Urban gardening

Having an urban garden doesn't present the same horticultural opportunities as the half acre we used to have at Avon Cottage. The answer is lots of pots, tubs and grow-bags. We always grow tomatoes and some kind of pulse (peas, runner beans or broad beans) and, the last couple of years, potatoes. The latter have been a disappointment - a lot of waiting and watering for not much more than the seed potatoes that went in. This year, against my better judgement, I have been persuaded to to give them a third chance.

Urban gardening - 03

Last year's potatoes (centre stage)

This year I have gone for alternative roots vegetables. I have used two of the potato bags for carrots and beetroot - so let's see how they do.

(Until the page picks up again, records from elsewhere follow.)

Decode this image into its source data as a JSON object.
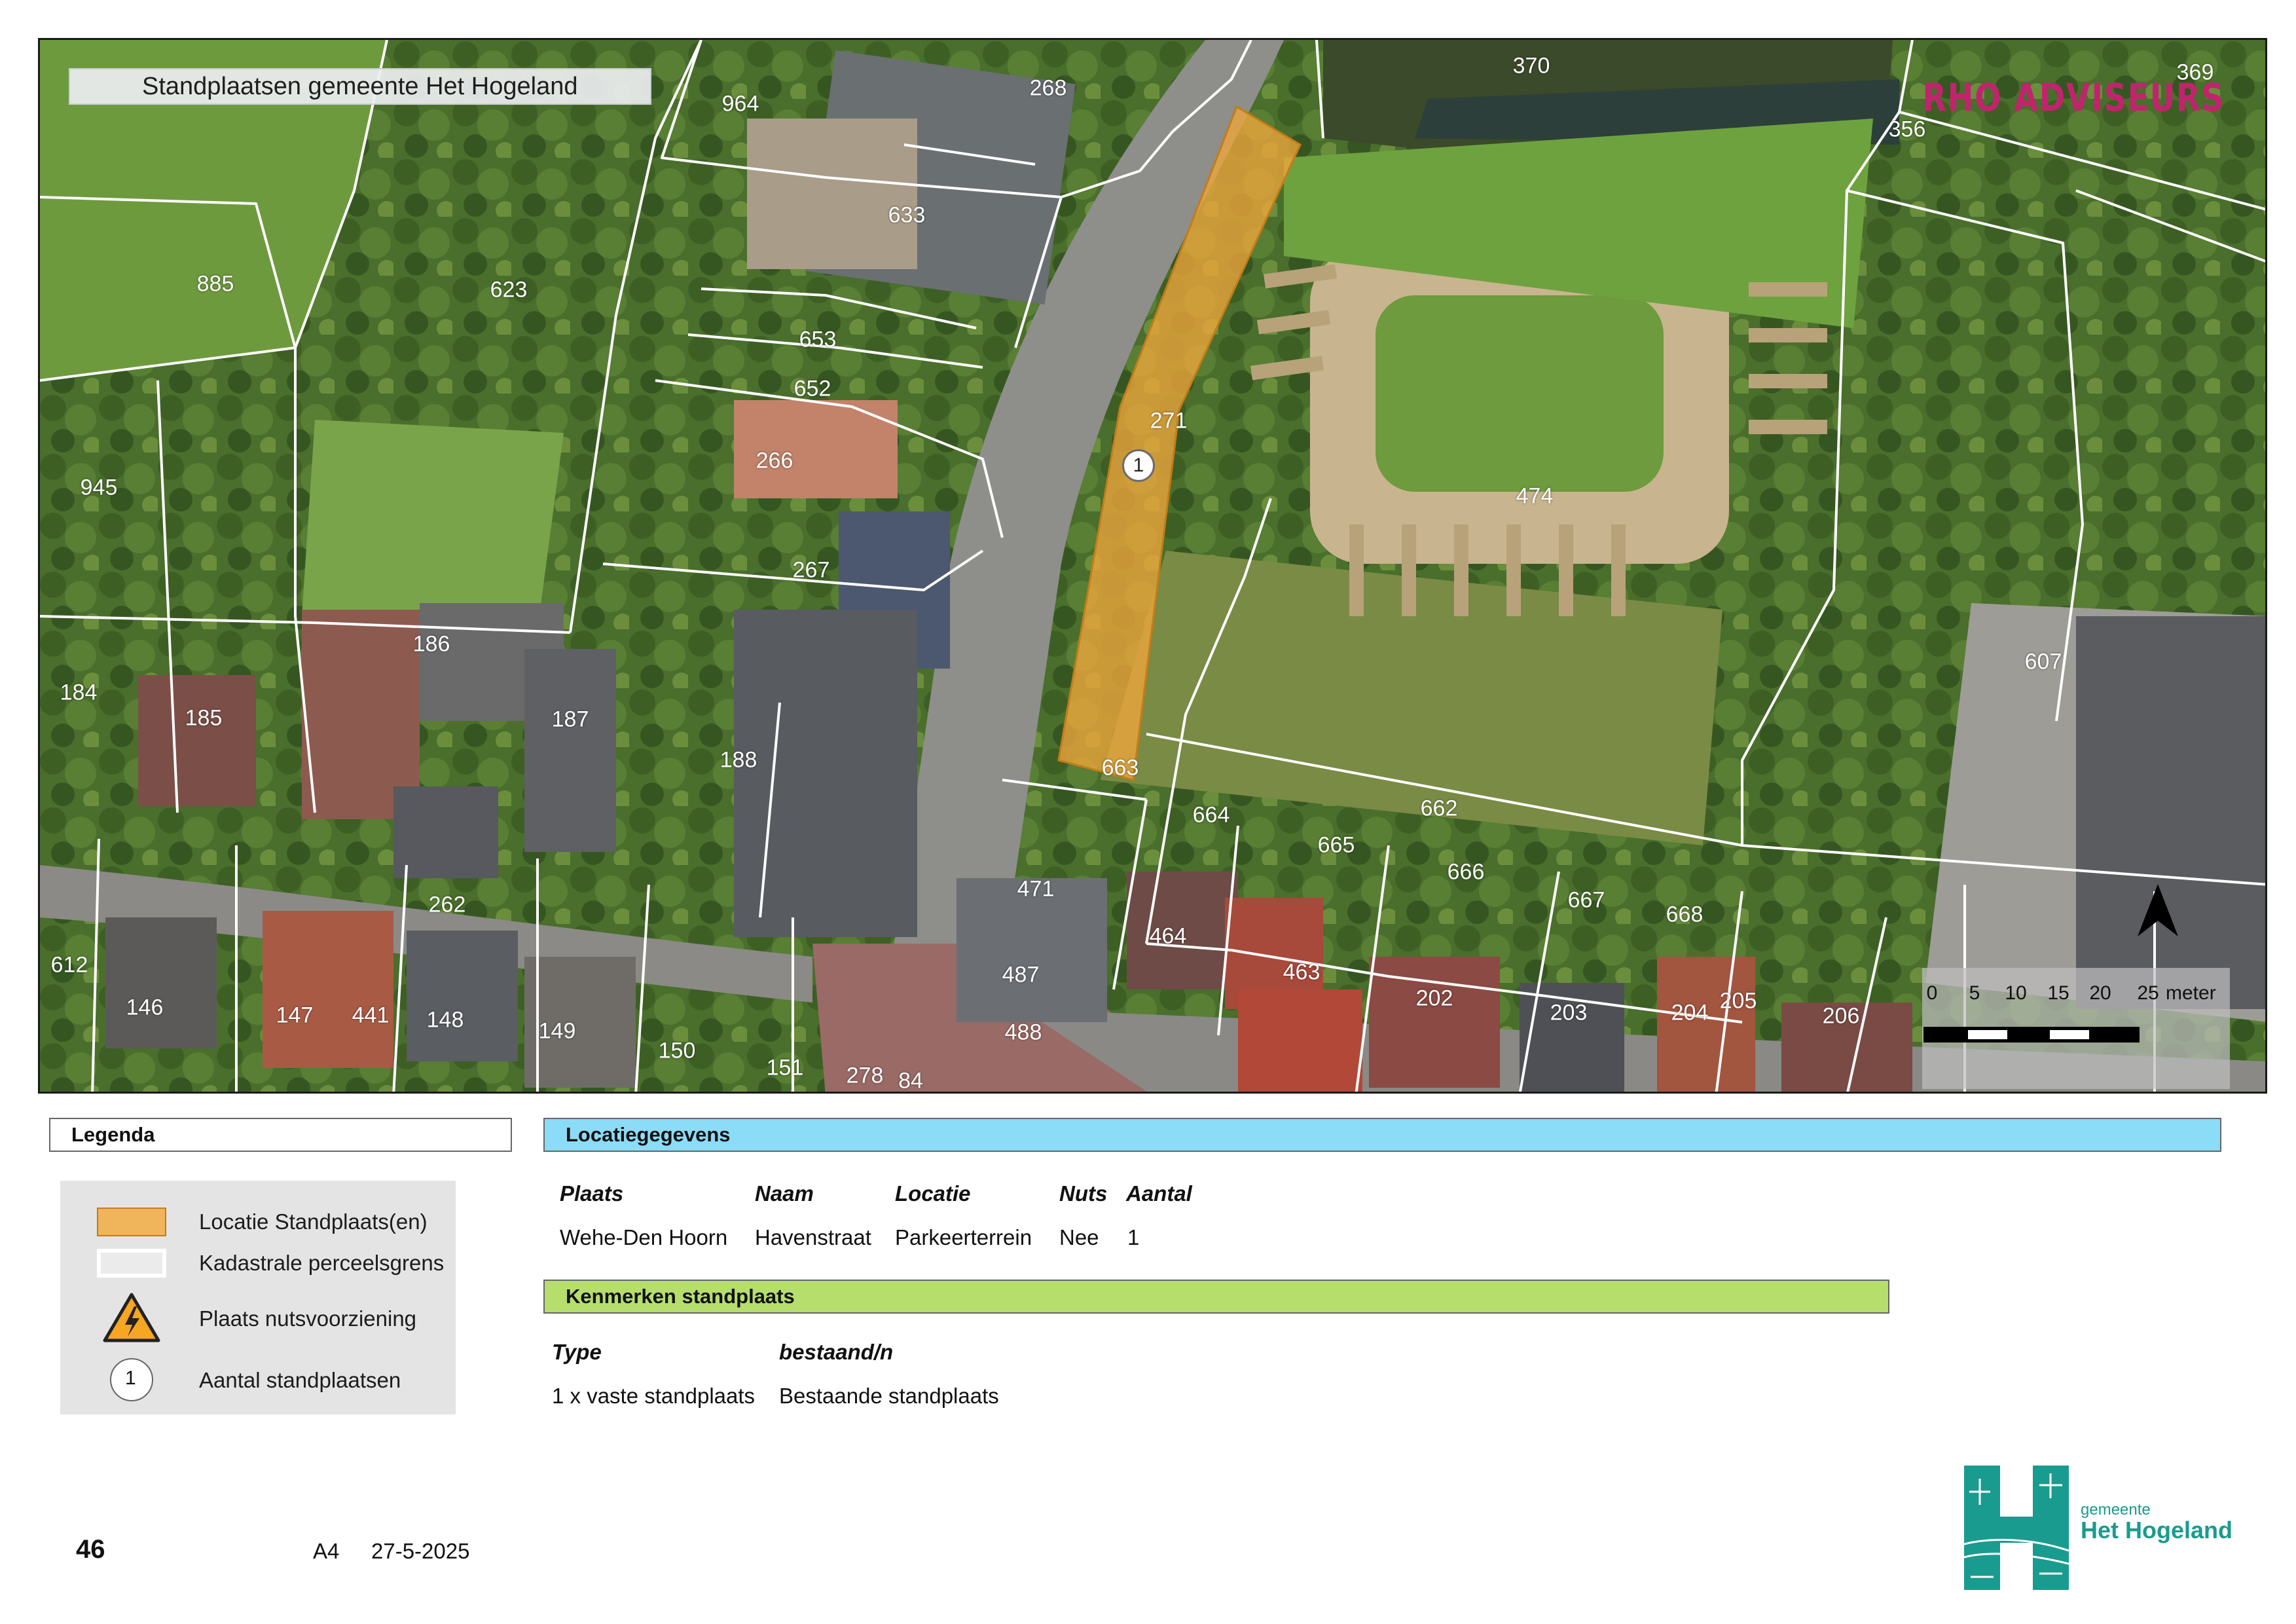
{
  "map": {
    "title": "Standplaatsen gemeente Het Hogeland",
    "brand": "RHO ADVISEURS",
    "location_marker_count": "1",
    "parcels": [
      {
        "label": "885"
      },
      {
        "label": "623"
      },
      {
        "label": "964"
      },
      {
        "label": "268"
      },
      {
        "label": "633"
      },
      {
        "label": "653"
      },
      {
        "label": "652"
      },
      {
        "label": "266"
      },
      {
        "label": "267"
      },
      {
        "label": "271"
      },
      {
        "label": "945"
      },
      {
        "label": "186"
      },
      {
        "label": "184"
      },
      {
        "label": "185"
      },
      {
        "label": "187"
      },
      {
        "label": "188"
      },
      {
        "label": "370"
      },
      {
        "label": "369"
      },
      {
        "label": "356"
      },
      {
        "label": "474"
      },
      {
        "label": "607"
      },
      {
        "label": "663"
      },
      {
        "label": "664"
      },
      {
        "label": "662"
      },
      {
        "label": "665"
      },
      {
        "label": "666"
      },
      {
        "label": "667"
      },
      {
        "label": "668"
      },
      {
        "label": "471"
      },
      {
        "label": "464"
      },
      {
        "label": "463"
      },
      {
        "label": "262"
      },
      {
        "label": "612"
      },
      {
        "label": "146"
      },
      {
        "label": "147"
      },
      {
        "label": "441"
      },
      {
        "label": "148"
      },
      {
        "label": "149"
      },
      {
        "label": "150"
      },
      {
        "label": "151"
      },
      {
        "label": "278"
      },
      {
        "label": "84"
      },
      {
        "label": "487"
      },
      {
        "label": "488"
      },
      {
        "label": "202"
      },
      {
        "label": "203"
      },
      {
        "label": "204"
      },
      {
        "label": "205"
      },
      {
        "label": "206"
      }
    ],
    "scale": {
      "ticks": [
        "0",
        "5",
        "10",
        "15",
        "20",
        "25"
      ],
      "unit": "meter"
    },
    "north_icon": "north-arrow-icon"
  },
  "legend": {
    "title": "Legenda",
    "items": [
      {
        "icon": "orange-area-swatch",
        "label": "Locatie Standplaats(en)",
        "color": "#f0b45a"
      },
      {
        "icon": "parcel-border-swatch",
        "label": "Kadastrale perceelsgrens",
        "color": "#ffffff"
      },
      {
        "icon": "warning-lightning-icon",
        "label": "Plaats nutsvoorziening",
        "color": "#f6a623"
      },
      {
        "icon": "count-circle-icon",
        "label": "Aantal standplaatsen",
        "value": "1"
      }
    ]
  },
  "location": {
    "title": "Locatiegegevens",
    "headers": [
      "Plaats",
      "Naam",
      "Locatie",
      "Nuts",
      "Aantal"
    ],
    "row": [
      "Wehe-Den Hoorn",
      "Havenstraat",
      "Parkeerterrein",
      "Nee",
      "1"
    ]
  },
  "characteristics": {
    "title": "Kenmerken standplaats",
    "headers": [
      "Type",
      "bestaand/n"
    ],
    "row": [
      "1 x vaste standplaats",
      "Bestaande standplaats"
    ]
  },
  "footer": {
    "page_number": "46",
    "paper": "A4",
    "date": "27-5-2025",
    "logo_small": "gemeente",
    "logo_big": "Het Hogeland"
  },
  "colors": {
    "location_fill": "#f0a73c",
    "location_header": "#8bdcf6",
    "characteristics_header": "#b6de6d",
    "brand": "#c2236e",
    "municipality": "#1a9b8f"
  }
}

Urban gardening - 02

L to R: runner beans, carrots, beetroot, broad beans, red (bell) peppers, lettuce, olive tree (with wild strawberries), potatoes (plus rocket, aka rucola, off screen).

The trees and shrubs have taken a bit of a drubbing. The shrubs from me and the trees from from an aboricultural company we employed to do tree works. Our neighbours suggested that our trees could do with a trim so we decide to get in tree specialists to quote not only for our trees but the house on the *other* side. This with a view to getting them to share the costs with me doing all the planning application required as we are in a conservation area.

Urban gardening - 01

It's pruning, Jim, but not as we know it.

In the end we paid for both gardens to be done. Not as altruistic as it sounds. Next door is owned by a housing association and occupied by deaf people so, I guess, counts as a charitable donation, if you wish, and we get the benefit of more sunshine in our garden.

1 comment:

Heather said...

I think you should try something more adventurous Mark - like aubergines a nightshade pLant like the spud. Or Butternut squash both need a warm window ledge/conservatory to starT off but v rewarding visually x H